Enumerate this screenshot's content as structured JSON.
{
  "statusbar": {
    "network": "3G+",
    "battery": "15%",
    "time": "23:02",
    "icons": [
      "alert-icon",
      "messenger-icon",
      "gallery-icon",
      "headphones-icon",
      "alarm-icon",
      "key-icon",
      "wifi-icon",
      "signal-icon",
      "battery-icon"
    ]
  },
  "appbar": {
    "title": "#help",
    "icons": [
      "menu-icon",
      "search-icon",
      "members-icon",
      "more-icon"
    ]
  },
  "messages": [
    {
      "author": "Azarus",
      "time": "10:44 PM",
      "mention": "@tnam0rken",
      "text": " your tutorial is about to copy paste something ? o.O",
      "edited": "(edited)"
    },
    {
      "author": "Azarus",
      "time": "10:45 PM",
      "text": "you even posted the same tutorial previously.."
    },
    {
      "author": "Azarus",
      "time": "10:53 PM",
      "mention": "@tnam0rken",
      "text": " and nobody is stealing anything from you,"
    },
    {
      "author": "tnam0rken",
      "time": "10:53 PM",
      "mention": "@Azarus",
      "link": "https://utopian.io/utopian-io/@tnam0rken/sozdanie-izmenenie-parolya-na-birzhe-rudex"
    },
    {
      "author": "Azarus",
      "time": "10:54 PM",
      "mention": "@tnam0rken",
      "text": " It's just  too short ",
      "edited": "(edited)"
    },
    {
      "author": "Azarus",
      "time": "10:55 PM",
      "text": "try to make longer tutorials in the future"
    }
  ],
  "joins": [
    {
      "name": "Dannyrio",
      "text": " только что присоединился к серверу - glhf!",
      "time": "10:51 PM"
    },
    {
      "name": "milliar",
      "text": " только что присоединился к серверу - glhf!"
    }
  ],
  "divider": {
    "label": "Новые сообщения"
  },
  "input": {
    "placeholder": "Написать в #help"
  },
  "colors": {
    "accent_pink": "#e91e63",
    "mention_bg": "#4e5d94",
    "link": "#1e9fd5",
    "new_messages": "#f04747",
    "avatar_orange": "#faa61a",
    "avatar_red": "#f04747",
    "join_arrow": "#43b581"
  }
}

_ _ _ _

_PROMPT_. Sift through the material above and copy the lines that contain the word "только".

_COMPLETED EXERCISE_.
      "text": " только что присоединился к серверу - glhf!",
      "text": " только что присоединился к серверу - glhf!"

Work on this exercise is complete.